Rebecca Carey Charland endured a difficult pregnancy, as she developed antiphospholipid syndrome, a condition where the immune system attacks the body’s natural proteins. The problem, which frequently leads to blood clots, caused her to miscarry during the pregnancy. After undergoing an ultrasound, it was confirmed that the baby was lost. Her obstetrician directed her to the Washington Surgi-Clinic, the facility of late-term abortionist Cesare F. Santangelo for removal of the deceased fetus.
Charland visited Santangelo’s office for the insertion of laminaria dilators and returned the following day. It was determined she was not properly dilated; therefore, more dilators were put in and she was told to come back the next day. Approximately two hours later, she returned to the clinic complaining of pain in the abdominal region. Santangelo then proceeded with the procedure. Amid the process, Charland’s oxygen levels fell, she began turning blue, and an ambulance was called. She was transported to George Washington University Hospital while a defibrillator was used to maintain her heartbeat. She was determined to have severe uterine bleeding and died shortly thereafter.
An autopsy was performed on Charland revealing that “fetal debris” had entered her bloodstream and reached her lungs.
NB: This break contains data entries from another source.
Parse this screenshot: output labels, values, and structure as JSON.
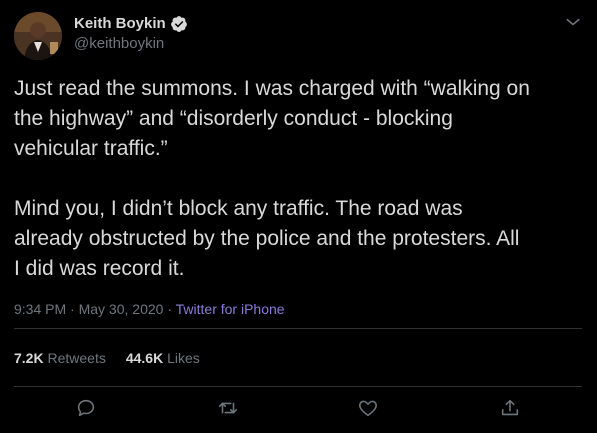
{
  "author": {
    "display_name": "Keith Boykin",
    "handle": "@keithboykin",
    "verified": true
  },
  "tweet": {
    "text": "Just read the summons. I was charged with “walking on\nthe highway” and “disorderly conduct - blocking\nvehicular traffic.”\n\nMind you, I didn’t block any traffic. The road was\nalready obstructed by the police and the protesters. All\nI did was record it.",
    "time": "9:34 PM",
    "separator": " · ",
    "date": "May 30, 2020",
    "source": "Twitter for iPhone"
  },
  "stats": {
    "retweets_count": "7.2K",
    "retweets_label": "Retweets",
    "likes_count": "44.6K",
    "likes_label": "Likes"
  },
  "icons": {
    "more": "chevron-down-icon",
    "verified": "verified-badge-icon",
    "reply": "reply-icon",
    "retweet": "retweet-icon",
    "like": "heart-icon",
    "share": "share-icon"
  },
  "colors": {
    "background": "#000000",
    "text": "#d9d9d9",
    "muted": "#6e767d",
    "link": "#8b7bd8",
    "divider": "#2f3336"
  }
}
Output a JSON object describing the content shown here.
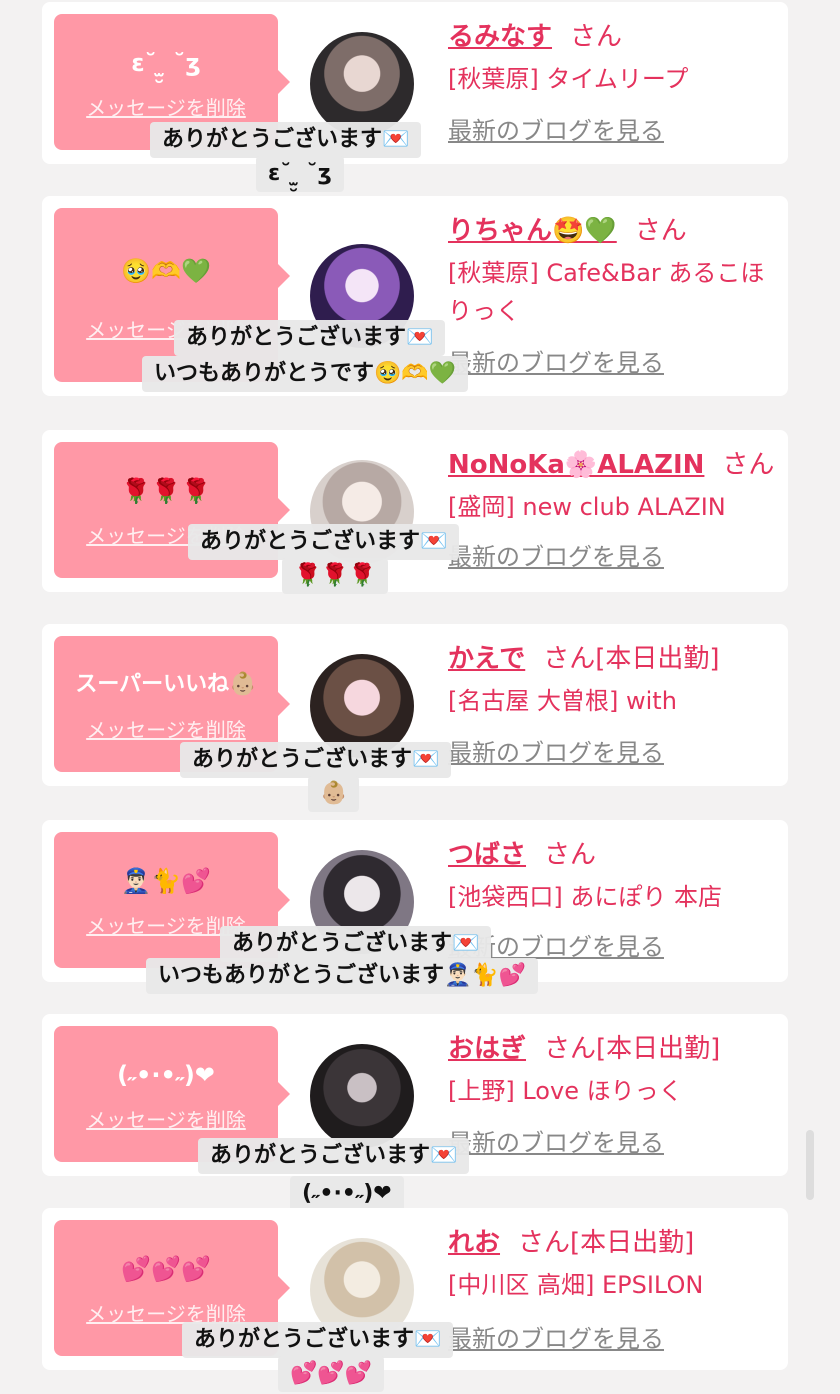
{
  "messages": [
    {
      "bubble_text": "ɛ˘ ̫̮ ˘ʒ",
      "delete_label": "メッセージを削除",
      "name": "るみなす",
      "honorific": "さん",
      "status": "",
      "shop": "[秋葉原] タイムリープ",
      "blog_link": "最新のブログを見る",
      "caption_line1": "ありがとうございます💌",
      "caption_line2": "ɛ˘ ̫̮ ˘ʒ"
    },
    {
      "bubble_text": "🥹🫶💚",
      "delete_label": "メッセージを削除",
      "name": "りちゃん🤩💚",
      "honorific": "さん",
      "status": "",
      "shop": "[秋葉原] Cafe&Bar あるこほりっく",
      "blog_link": "最新のブログを見る",
      "caption_line1": "ありがとうございます💌",
      "caption_line2": "いつもありがとうです🥹🫶💚"
    },
    {
      "bubble_text": "🌹🌹🌹",
      "delete_label": "メッセージを削除",
      "name": "NoNoKa🌸ALAZIN",
      "honorific": "さん",
      "status": "",
      "shop": "[盛岡] new club ALAZIN",
      "blog_link": "最新のブログを見る",
      "caption_line1": "ありがとうございます💌",
      "caption_line2": "🌹🌹🌹"
    },
    {
      "bubble_text": "スーパーいいね👶🏼",
      "delete_label": "メッセージを削除",
      "name": "かえで",
      "honorific": "さん",
      "status": "[本日出勤]",
      "shop": "[名古屋 大曽根] with",
      "blog_link": "最新のブログを見る",
      "caption_line1": "ありがとうございます💌",
      "caption_line2": "👶🏼"
    },
    {
      "bubble_text": "👮🏻‍♂️🐈💕",
      "delete_label": "メッセージを削除",
      "name": "つばさ",
      "honorific": "さん",
      "status": "",
      "shop": "[池袋西口] あにぽり 本店",
      "blog_link": "最新のブログを見る",
      "caption_line1": "ありがとうございます💌",
      "caption_line2": "いつもありがとうございます👮🏻‍♂️🐈💕"
    },
    {
      "bubble_text": "(˶•·•˶)❤",
      "delete_label": "メッセージを削除",
      "name": "おはぎ",
      "honorific": "さん",
      "status": "[本日出勤]",
      "shop": "[上野] Love ほりっく",
      "blog_link": "最新のブログを見る",
      "caption_line1": "ありがとうございます💌",
      "caption_line2": "(˶•·•˶)❤"
    },
    {
      "bubble_text": "💕💕💕",
      "delete_label": "メッセージを削除",
      "name": "れお",
      "honorific": "さん",
      "status": "[本日出勤]",
      "shop": "[中川区 高畑] EPSILON",
      "blog_link": "最新のブログを見る",
      "caption_line1": "ありがとうございます💌",
      "caption_line2": "💕💕💕"
    }
  ],
  "colors": {
    "accent": "#e4325d",
    "bubble": "#ff98a6",
    "card": "#ffffff",
    "background": "#f3f2f2"
  },
  "icons": [
    "avatar-photo",
    "speech-bubble-tail"
  ]
}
Her family filed a medical malpractice claim which insisted that she had not been made aware of the potential for her conditions to have fatal consequences. In addition, they said she was not told of the option of remaining in the hospital for the procedure rather than going to Washington Surgi-Clinic. If she had chosen to remain in the hospital, Santangelo would have been unable to treat her because he lacked hospital privileges.
The lawsuit alleged that Santangelo ignored Charland’s existing medical conditions when he prescribed her a blood-thinner. Other allegations included a failure to execute informed consent and failures associated with responding to the symptoms that existed and adherence to medical standards. The family sought financial compensation in the claim of $80 million. Months later, the suit was abruptly dismissed according to court records at the request of both parties, likely indicating a confidential settlement agreement was reached.
Using the Freedom of Information Act, the Washington D.C. Department of Health obtained evidence that Santangelo had previous claims of medical malpractice involving at least two hospitals. Complaints accused him of adverse results relating to abortion procedures. The medical review panel suggested that Santangelo practiced in a “high-risk” area of medicine and simply issued these suggestions:
- That he use ultrasounds to reduce the chance of uterine perforation
- To increase the quality of communication with referring doctors
- To implement a clear and uniform process of patient consent